So…I did totally post something last night, but it appears that the internets ate it. Oh well. It wasn’t very interesting. It was more academic angst, because I just realized that hey! I’ve kind of totally already completed the religious studies major! And I’m kind of totally going to graduate school for religious studies. So it kind of totally makes sense to, oh, I don’t know, declare the religious studies major. That involves like way more weird classes and summer school and oh, hey, I never applied for financial aid for summer school because I don’t take summer school and whatever, I just want a glass of wine.
The real post I was going to put up was about this absolutely amazing book I’ve been reading, Signs of the Times. I picked it up because it’s subtitled “Understanding the Church Since Vatican II” and I’m planning on spending most of next year attempting to understand the Church since Vatican II- it seemed appropriate. It’s less of a history than I would have liked, and more of a collection of theological studies by Fr. Richard Gilsdorf , who was actually from Green Bay.
In it, he describes himself as a “Vatican II liberal”, which I found really interesting because I was talking with my advisor about how way too often, particularly in the United States, the whole Vatican II thing ends up being broken up into a whole liberal/conservative thing, and that’s completely unfounded.
Like Fr. Gilsdorf points out, why do you need to be liberal or conservative? Why can’t you be “as liberal as the pope and as conservative as the pope?” Why can’t you just love the Church and want her to be the best she can be?
I really think that you can. All to often, the whole “dissenting” thing is just ridiculous. Those who dissent, such as Andrew Greeley (Gilsdorf calls him a heterodox, which makes me laugh. I’ve read Greeley, and my humble opinion? He’s just mad he can’t get laid.), don’t really understand the theology behind the issue. If they did, they would see that there is always a reason, and it’s usually a good reason, too. It’s been five hundred years since we’ve had any “because I said so” theology. The Pope does have the highest position within the church. He is the highest servant of Christ. But precisely because he is the highest servant of Christ, he is the most humble, in Christ’s own image.

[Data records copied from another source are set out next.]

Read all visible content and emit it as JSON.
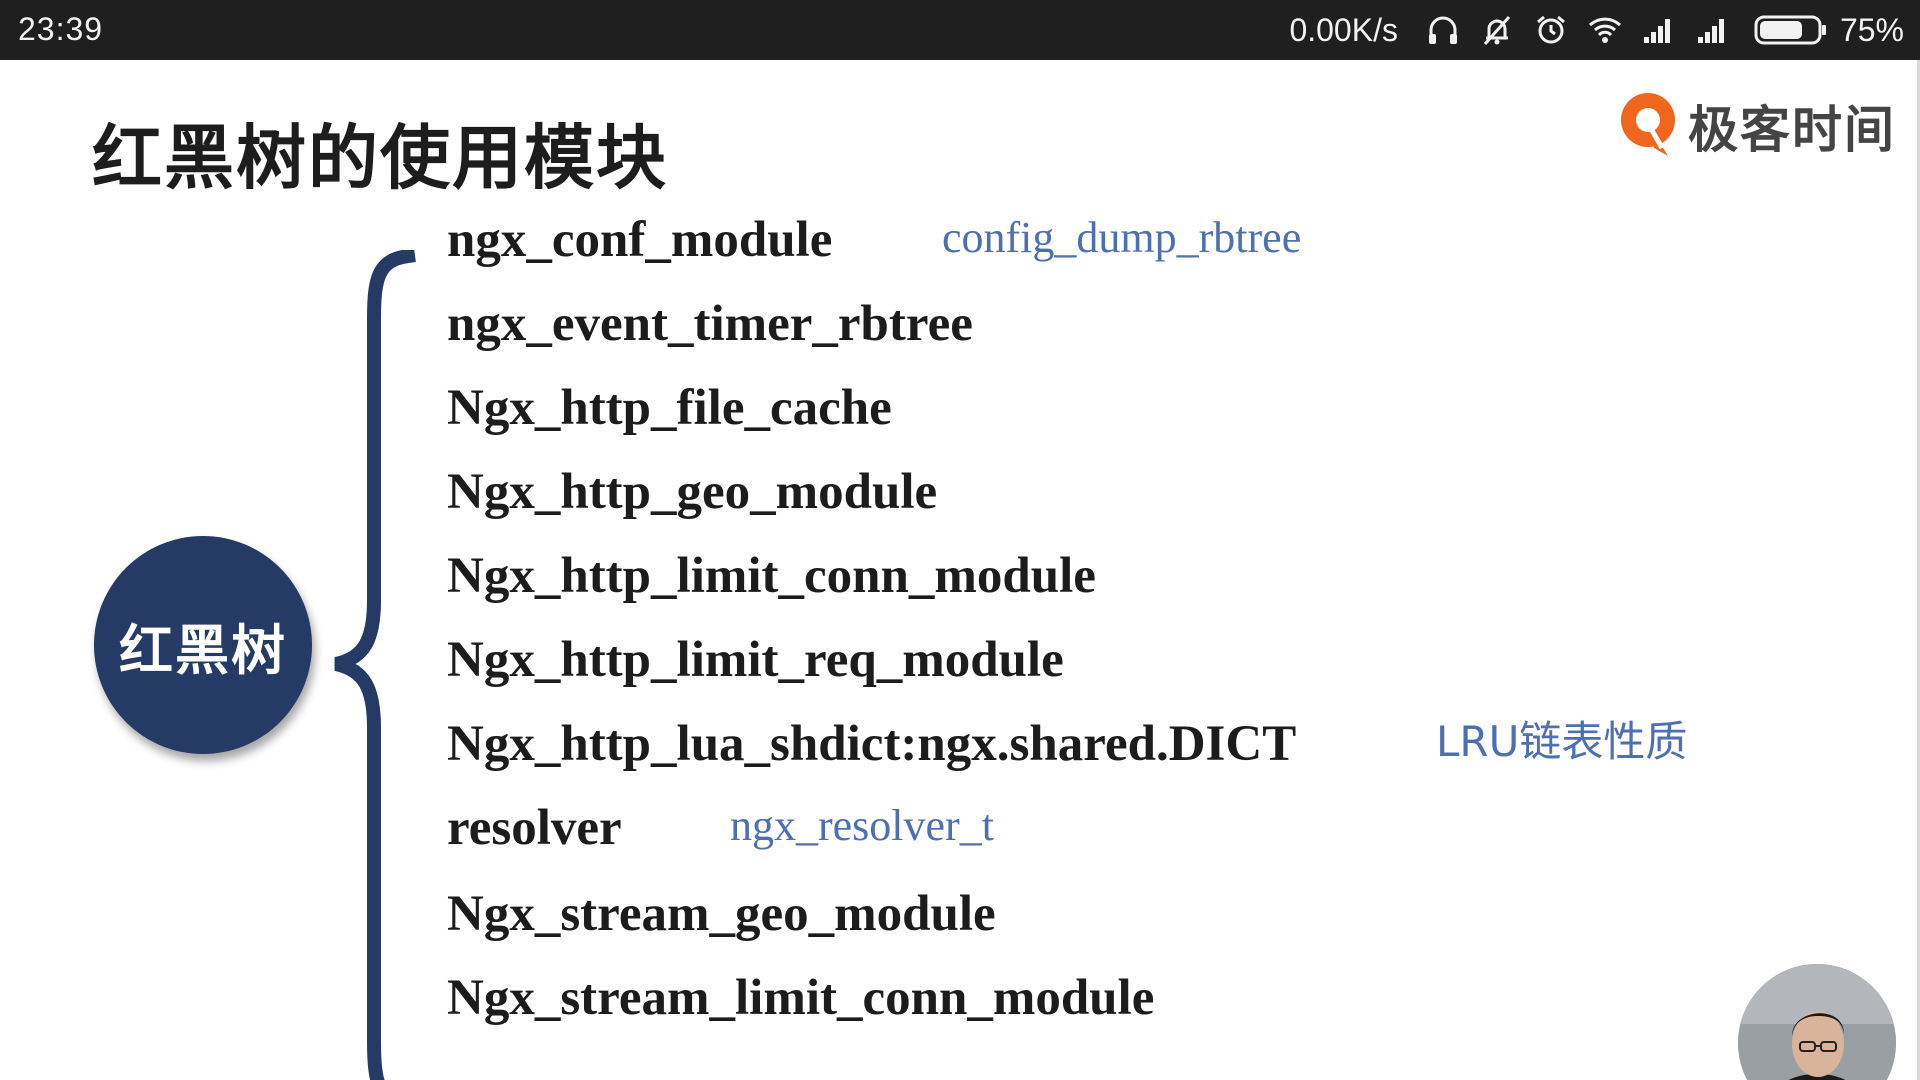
{
  "status_bar": {
    "time": "23:39",
    "network_speed": "0.00K/s",
    "battery_percent": "75%",
    "battery_level": 0.75,
    "icons": [
      "headphones-icon",
      "notifications-off-icon",
      "alarm-icon",
      "wifi-icon",
      "signal-icon",
      "signal-icon",
      "battery-icon"
    ]
  },
  "slide": {
    "title": "红黑树的使用模块",
    "logo_text": "极客时间",
    "center_node": "红黑树",
    "items": [
      {
        "label": "ngx_conf_module",
        "note": "config_dump_rbtree"
      },
      {
        "label": "ngx_event_timer_rbtree",
        "note": ""
      },
      {
        "label": "Ngx_http_file_cache",
        "note": ""
      },
      {
        "label": "Ngx_http_geo_module",
        "note": ""
      },
      {
        "label": "Ngx_http_limit_conn_module",
        "note": ""
      },
      {
        "label": "Ngx_http_limit_req_module",
        "note": ""
      },
      {
        "label": "Ngx_http_lua_shdict:ngx.shared.DICT",
        "note": "LRU链表性质"
      },
      {
        "label": "resolver",
        "note": "ngx_resolver_t"
      },
      {
        "label": "Ngx_stream_geo_module",
        "note": ""
      },
      {
        "label": "Ngx_stream_limit_conn_module",
        "note": ""
      }
    ]
  },
  "colors": {
    "status_bar_bg": "#1f1f1f",
    "node_fill": "#263a66",
    "brace": "#263a66",
    "note_text": "#4e6fb0",
    "logo_orange": "#f0661d"
  }
}
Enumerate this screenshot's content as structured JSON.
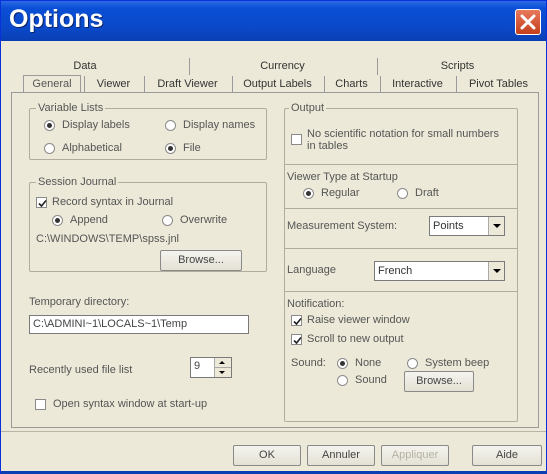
{
  "window": {
    "title": "Options"
  },
  "tabs_row1": [
    "Data",
    "Currency",
    "Scripts"
  ],
  "tabs_row2": [
    "General",
    "Viewer",
    "Draft Viewer",
    "Output Labels",
    "Charts",
    "Interactive",
    "Pivot Tables"
  ],
  "selected_tab": "General",
  "variable_lists": {
    "label": "Variable Lists",
    "display_labels": "Display labels",
    "display_names": "Display names",
    "alphabetical": "Alphabetical",
    "file": "File",
    "selected_display": "Display labels",
    "selected_order": "File"
  },
  "session_journal": {
    "label": "Session Journal",
    "record_syntax": "Record syntax in Journal",
    "record_checked": true,
    "append": "Append",
    "overwrite": "Overwrite",
    "selected_mode": "Append",
    "path": "C:\\WINDOWS\\TEMP\\spss.jnl",
    "browse": "Browse..."
  },
  "temporary_directory": {
    "label": "Temporary directory:",
    "value": "C:\\ADMINI~1\\LOCALS~1\\Temp"
  },
  "recent_files": {
    "label": "Recently used file list",
    "value": "9"
  },
  "open_syntax": {
    "label": "Open syntax window at start-up",
    "checked": false
  },
  "output": {
    "label": "Output",
    "no_sci_line1": "No scientific notation for small numbers",
    "no_sci_line2": "in tables",
    "no_sci_checked": false
  },
  "viewer_type": {
    "label": "Viewer Type at Startup",
    "regular": "Regular",
    "draft": "Draft",
    "selected": "Regular"
  },
  "measurement": {
    "label": "Measurement System:",
    "value": "Points"
  },
  "language": {
    "label": "Language",
    "value": "French"
  },
  "notification": {
    "label": "Notification:",
    "raise_viewer": "Raise viewer window",
    "raise_checked": true,
    "scroll_output": "Scroll to new output",
    "scroll_checked": true
  },
  "sound": {
    "label": "Sound:",
    "none": "None",
    "system_beep": "System beep",
    "sound": "Sound",
    "selected": "None",
    "browse": "Browse..."
  },
  "footer": {
    "ok": "OK",
    "cancel": "Annuler",
    "apply": "Appliquer",
    "help": "Aide"
  }
}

Obviously, we’ve had crappy Popes. But I’m talking big picture.
And too often the whole Vatican II issue ends up being turned into a weird political thing. Like those who wanted the Church kept like she was before Vatican II are conservative (or orthodox) and those who like the changes are liberal and want to ordain women.
I was born in the late eighties. I’ve never heard Mass in Latin. I’m incredibly thankful for Vatican II. I thin it’s amazing that a council was called to make the Church better and stronger. I really like Mass in the vernacular. I really like that there are lay ministers. I like that girls are alter servers now. I like Communion in hand (although Gilsdorf, writing in 1974, kind of freaks out about that). I have never been in a traditional confessional- I’ve always gone to a reconciliation room, and rarely did I use the screen. (Also as ’70s-era Gildorf freaks out about- I don’t think the advent of the the “reconciliation room” led to any increase in rampant illicit sex. Honestly. I’ve felt uncomfortable in confession before, but never like that. Really. Grow up.)
But I’m incredibly orthodox. I will tow the party line. I believe that sex is an expression of love within marriage and this is not supposed to keep us from having fun but rather to make marriage as an institution stronger. I think marriage is for life. If I were married, I wouldn’t be using artificial birth control. It’s not that I don’t think about the teachings of the Church, but I generally agree with them.
So anyway, this was long. And it didn’t really have a point, except that oversimplification is bad.
Oh, and apparently Milwaukee under Archbishop Cousins was a crazy hotbed of weirdness? Like polka masses and stuff? Would any of my mature readers like to comment on this, because again, I’ve never seen a chapel veil.